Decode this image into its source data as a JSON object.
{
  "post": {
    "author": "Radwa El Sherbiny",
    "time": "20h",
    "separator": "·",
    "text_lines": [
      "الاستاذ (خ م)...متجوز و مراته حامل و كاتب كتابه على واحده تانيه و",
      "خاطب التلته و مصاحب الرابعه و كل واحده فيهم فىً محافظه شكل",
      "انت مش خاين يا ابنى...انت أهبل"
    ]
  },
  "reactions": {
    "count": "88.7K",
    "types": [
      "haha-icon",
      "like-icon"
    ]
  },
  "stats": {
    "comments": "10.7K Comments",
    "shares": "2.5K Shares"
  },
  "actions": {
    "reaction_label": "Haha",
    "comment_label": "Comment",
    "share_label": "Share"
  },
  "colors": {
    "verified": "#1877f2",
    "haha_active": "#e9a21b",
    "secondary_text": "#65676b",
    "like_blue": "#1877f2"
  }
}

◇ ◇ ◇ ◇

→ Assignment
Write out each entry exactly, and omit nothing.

→ Result for this task
Decode this image into its source data as a JSON object.
{
  "post": {
    "author": "Radwa El Sherbiny",
    "time": "20h",
    "separator": "·",
    "text_lines": [
      "الاستاذ (خ م)...متجوز و مراته حامل و كاتب كتابه على واحده تانيه و",
      "خاطب التلته و مصاحب الرابعه و كل واحده فيهم فىً محافظه شكل",
      "انت مش خاين يا ابنى...انت أهبل"
    ]
  },
  "reactions": {
    "count": "88.7K",
    "types": [
      "haha-icon",
      "like-icon"
    ]
  },
  "stats": {
    "comments": "10.7K Comments",
    "shares": "2.5K Shares"
  },
  "actions": {
    "reaction_label": "Haha",
    "comment_label": "Comment",
    "share_label": "Share"
  },
  "colors": {
    "verified": "#1877f2",
    "haha_active": "#e9a21b",
    "secondary_text": "#65676b",
    "like_blue": "#1877f2"
  }
}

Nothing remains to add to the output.